Flea Market Girl, yet another California brand, this one from L.A., features jewelry made from a variety of metals, stones, and leather to create "looks ... from edgy to dainty, which is expected to make the quintessential 'flea market girl' feel confident in her own style." I love the contrast of the boldly golden braided strap and the iridescent blue cabochon. Cooler shades dominate the brand's collection on Colabination.
Braided Tear Drop Wrap Bracelet, $78, colabination.com
Wear Your Label is based in Fredericton, Canada. MacNevin and Reed were inspired by their "struggles with mental illness [and] experience volunteering with non-profits." A sweater emblazoned "it's okay to not be okay" is basically what I needed to sustain emotional buoyancy during middle school. I don't think my budding depressive self would have been brave enough to wear it, but it would have meant the world to me. (Not unlike Kelly Clarkson's angsty second album, My December, an inexplicably underrated release.) My current somewhat-post-depressive self would wear the heck out of this sweatshirt! Creators Kyle MacNevin and Kayley Reed of Wear Your Label explain, "We want to end the stigma that prevents individuals from seeking ... help. Guess what? It's okay to not be okay. And sometimes all we need is that little reminder."

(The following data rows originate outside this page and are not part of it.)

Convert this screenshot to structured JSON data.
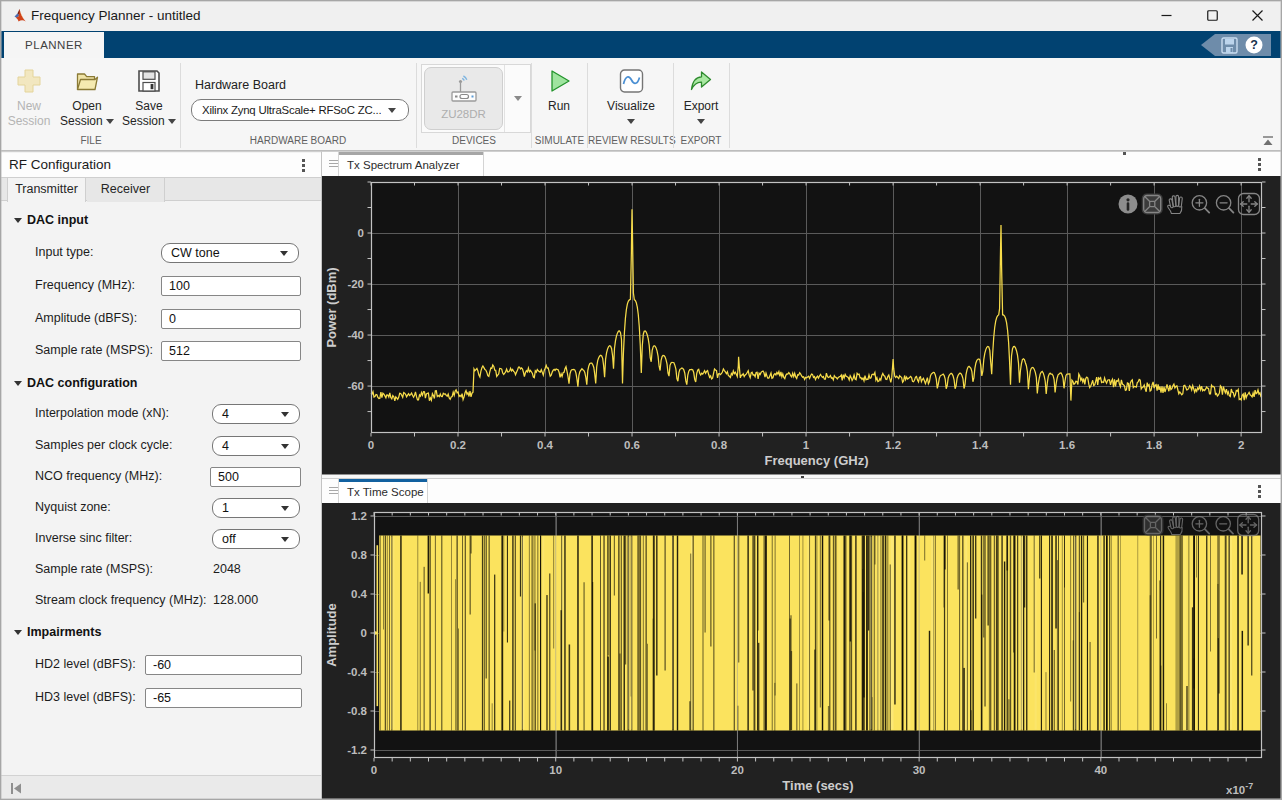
{
  "window": {
    "title": "Frequency Planner - untitled"
  },
  "ribbon": {
    "tab_label": "PLANNER",
    "help_glyph": "?"
  },
  "toolstrip": {
    "file_group": {
      "label": "FILE",
      "new_session_line1": "New",
      "new_session_line2": "Session",
      "open_session_line1": "Open",
      "open_session_line2": "Session",
      "save_session_line1": "Save",
      "save_session_line2": "Session"
    },
    "hardware_group": {
      "label": "HARDWARE BOARD",
      "field_label": "Hardware Board",
      "board_value": "Xilinx Zynq UltraScale+ RFSoC ZC..."
    },
    "devices_group": {
      "label": "DEVICES",
      "device_name": "ZU28DR"
    },
    "simulate_group": {
      "label": "SIMULATE",
      "run_label": "Run"
    },
    "review_group": {
      "label": "REVIEW RESULTS",
      "visualize_label": "Visualize"
    },
    "export_group": {
      "label": "EXPORT",
      "export_label": "Export"
    }
  },
  "panel": {
    "title": "RF Configuration",
    "tabs": [
      {
        "label": "Transmitter",
        "selected": true
      },
      {
        "label": "Receiver",
        "selected": false
      }
    ],
    "sections": [
      {
        "title": "DAC input",
        "rows": [
          {
            "label": "Input type:",
            "control": "dropdown",
            "value": "CW tone",
            "x": 161,
            "w": 138
          },
          {
            "label": "Frequency (MHz):",
            "control": "edit",
            "value": "100",
            "x": 161,
            "w": 140
          },
          {
            "label": "Amplitude (dBFS):",
            "control": "edit",
            "value": "0",
            "x": 161,
            "w": 140
          },
          {
            "label": "Sample rate (MSPS):",
            "control": "edit",
            "value": "512",
            "x": 161,
            "w": 140
          }
        ]
      },
      {
        "title": "DAC configuration",
        "rows": [
          {
            "label": "Interpolation mode (xN):",
            "control": "dropdown",
            "value": "4",
            "x": 212,
            "w": 88
          },
          {
            "label": "Samples per clock cycle:",
            "control": "dropdown",
            "value": "4",
            "x": 212,
            "w": 88
          },
          {
            "label": "NCO frequency (MHz):",
            "control": "edit",
            "value": "500",
            "x": 210,
            "w": 91
          },
          {
            "label": "Nyquist zone:",
            "control": "dropdown",
            "value": "1",
            "x": 212,
            "w": 88
          },
          {
            "label": "Inverse sinc filter:",
            "control": "dropdown",
            "value": "off",
            "x": 212,
            "w": 88
          },
          {
            "label": "Sample rate (MSPS):",
            "control": "readonly",
            "value": "2048",
            "x": 213,
            "w": 88
          },
          {
            "label": "Stream clock frequency (MHz):",
            "control": "readonly",
            "value": "128.000",
            "x": 213,
            "w": 88
          }
        ]
      },
      {
        "title": "Impairments",
        "rows": [
          {
            "label": "HD2 level (dBFS):",
            "control": "edit",
            "value": "-60",
            "x": 145,
            "w": 157
          },
          {
            "label": "HD3 level (dBFS):",
            "control": "edit",
            "value": "-65",
            "x": 145,
            "w": 157
          }
        ]
      }
    ]
  },
  "documents": [
    {
      "tab": "Tx Spectrum Analyzer",
      "focused": false
    },
    {
      "tab": "Tx Time Scope",
      "focused": true
    }
  ],
  "colors": {
    "ribbon_blue": "#014271",
    "tab_focus_blue": "#1261a0",
    "tab_unfocus_gray": "#a6a6a6",
    "figure_bg": "#212121",
    "axes_bg": "#121212",
    "grid": "#5a5a5a",
    "axes_border": "#c2c2c2",
    "tick_text": "#bdbdbd",
    "trace_yellow": "#f7dc4a",
    "scope_yellow": "#fbe35e"
  },
  "chart_data": [
    {
      "type": "line",
      "title": "Tx Spectrum Analyzer",
      "xlabel": "Frequency (GHz)",
      "ylabel": "Power (dBm)",
      "xlim": [
        0,
        2.048
      ],
      "ylim": [
        -78.4,
        20
      ],
      "xticks": [
        0,
        0.2,
        0.4,
        0.6,
        0.8,
        1,
        1.2,
        1.4,
        1.6,
        1.8,
        2
      ],
      "xtick_labels": [
        "0",
        "0.2",
        "0.4",
        "0.6",
        "0.8",
        "1",
        "1.2",
        "1.4",
        "1.6",
        "1.8",
        "2"
      ],
      "yticks": [
        0,
        -20,
        -40,
        -60
      ],
      "grid": true,
      "legend": "none",
      "peaks": [
        {
          "freq_ghz": 0.6,
          "power_dbm": 9.3,
          "lobe_top_dbm": -26,
          "null_dbm": -62
        },
        {
          "freq_ghz": 1.448,
          "power_dbm": 3.2,
          "lobe_top_dbm": -32,
          "null_dbm": -62
        }
      ],
      "spurs": [
        {
          "freq_ghz": 0.845,
          "power_dbm": -50.5
        },
        {
          "freq_ghz": 1.2,
          "power_dbm": -50
        }
      ],
      "sidelobe_null_spacing_ghz": 0.0205,
      "main_lobe_half_width_ghz": 0.0225,
      "noise_floor_dbm": [
        {
          "from_ghz": 0,
          "to_ghz": 0.235,
          "level": -63.8
        },
        {
          "from_ghz": 0.75,
          "to_ghz": 1.28,
          "level_start": -54.8,
          "level_end": -57.6
        },
        {
          "from_ghz": 1.62,
          "to_ghz": 2.048,
          "level_start": -57.8,
          "level_end": -63.6
        }
      ],
      "seed": 42
    },
    {
      "type": "line",
      "title": "Tx Time Scope",
      "xlabel": "Time (secs)",
      "ylabel": "Amplitude",
      "x_exponent_mantissa": "x10",
      "x_exponent_power": "-7",
      "xlim": [
        0,
        48.87
      ],
      "ylim": [
        -1.282,
        1.241
      ],
      "xticks": [
        0,
        10,
        20,
        30,
        40
      ],
      "xtick_labels": [
        "0",
        "10",
        "20",
        "30",
        "40"
      ],
      "yticks": [
        -1.2,
        -0.8,
        -0.4,
        0,
        0.4,
        0.8,
        1.2
      ],
      "ytick_labels": [
        "-1.2",
        "-0.8",
        "-0.4",
        "0",
        "0.4",
        "0.8",
        "1.2"
      ],
      "grid": true,
      "signal": {
        "kind": "cw-tone",
        "amplitude": 1.0,
        "frequency_hz": 100000000,
        "appearance": "dense-fill"
      },
      "seed": 7
    }
  ]
}
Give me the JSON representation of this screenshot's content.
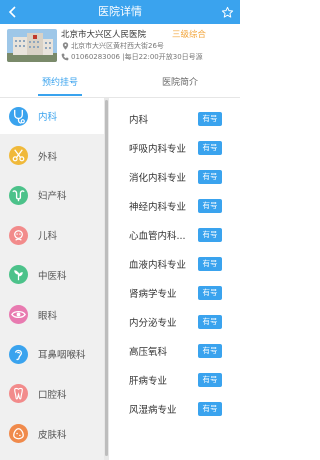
{
  "header": {
    "title": "医院详情",
    "back_icon": "chevron-left-icon",
    "star_icon": "star-outline-icon",
    "bg_color": "#3aa3ee"
  },
  "hospital": {
    "name": "北京市大兴区人民医院",
    "grade": "三级综合",
    "address": "北京市大兴区黄村西大街26号",
    "phone_hours": "01060283006 |每日22:00开放30日号源",
    "address_icon": "location-pin-icon",
    "phone_icon": "phone-icon",
    "grade_color": "#f2a43a"
  },
  "tabs": {
    "left": "预约挂号",
    "right": "医院简介",
    "active_color": "#3aa3ee"
  },
  "departments": [
    {
      "label": "内科",
      "icon": "stethoscope-icon",
      "color": "#3aa3ee",
      "active": true
    },
    {
      "label": "外科",
      "icon": "scissors-icon",
      "color": "#f0b93a"
    },
    {
      "label": "妇产科",
      "icon": "uterus-icon",
      "color": "#4cc28a"
    },
    {
      "label": "儿科",
      "icon": "baby-icon",
      "color": "#f28b8b"
    },
    {
      "label": "中医科",
      "icon": "herb-icon",
      "color": "#4cc28a"
    },
    {
      "label": "眼科",
      "icon": "eye-icon",
      "color": "#e87ab0"
    },
    {
      "label": "耳鼻咽喉科",
      "icon": "ear-icon",
      "color": "#3aa3ee"
    },
    {
      "label": "口腔科",
      "icon": "tooth-icon",
      "color": "#f28b8b"
    },
    {
      "label": "皮肤科",
      "icon": "skin-icon",
      "color": "#f08a4b"
    }
  ],
  "sub_departments": [
    {
      "label": "内科",
      "badge": "有号"
    },
    {
      "label": "呼吸内科专业",
      "badge": "有号"
    },
    {
      "label": "消化内科专业",
      "badge": "有号"
    },
    {
      "label": "神经内科专业",
      "badge": "有号"
    },
    {
      "label": "心血管内科...",
      "badge": "有号"
    },
    {
      "label": "血液内科专业",
      "badge": "有号"
    },
    {
      "label": "肾病学专业",
      "badge": "有号"
    },
    {
      "label": "内分泌专业",
      "badge": "有号"
    },
    {
      "label": "高压氧科",
      "badge": "有号"
    },
    {
      "label": "肝病专业",
      "badge": "有号"
    },
    {
      "label": "风湿病专业",
      "badge": "有号"
    }
  ]
}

"It's Okay" Sweater, $86, colabination.com
SNAPBACK CROWN. HELL YEAH. Whitney Manney, based in Kansas City, Missouri, combines "the aesthetics of street art [with] fashion and textile design." The brand is graffiti-inspired, citing "involvement of the hand, the pace of creating new imagery and the unique quality of each motif" as core principles ported from street art to apparel design.
Crown'd Metallic Snapback, $45, colabination.com
To summarize, there's some "awesome stuff" on Colabination, as they claimed. The website has a large, diverse repertoire of indie brands. It'll be interesting to see how the business develops and whether it succeeds in its stated goal to "change the world." Oh yeah, didn't I mention that part? Colabination tells its customers, "Together, we can change the world... or at least make it better dressed." They elaborate that "team members are constantly challenging the status quo and using their intellectual rigor in their never-ending quest toward a global evolution." That's a mighty mountain to climb, but you can't reach the top without ascending the foot hills, right?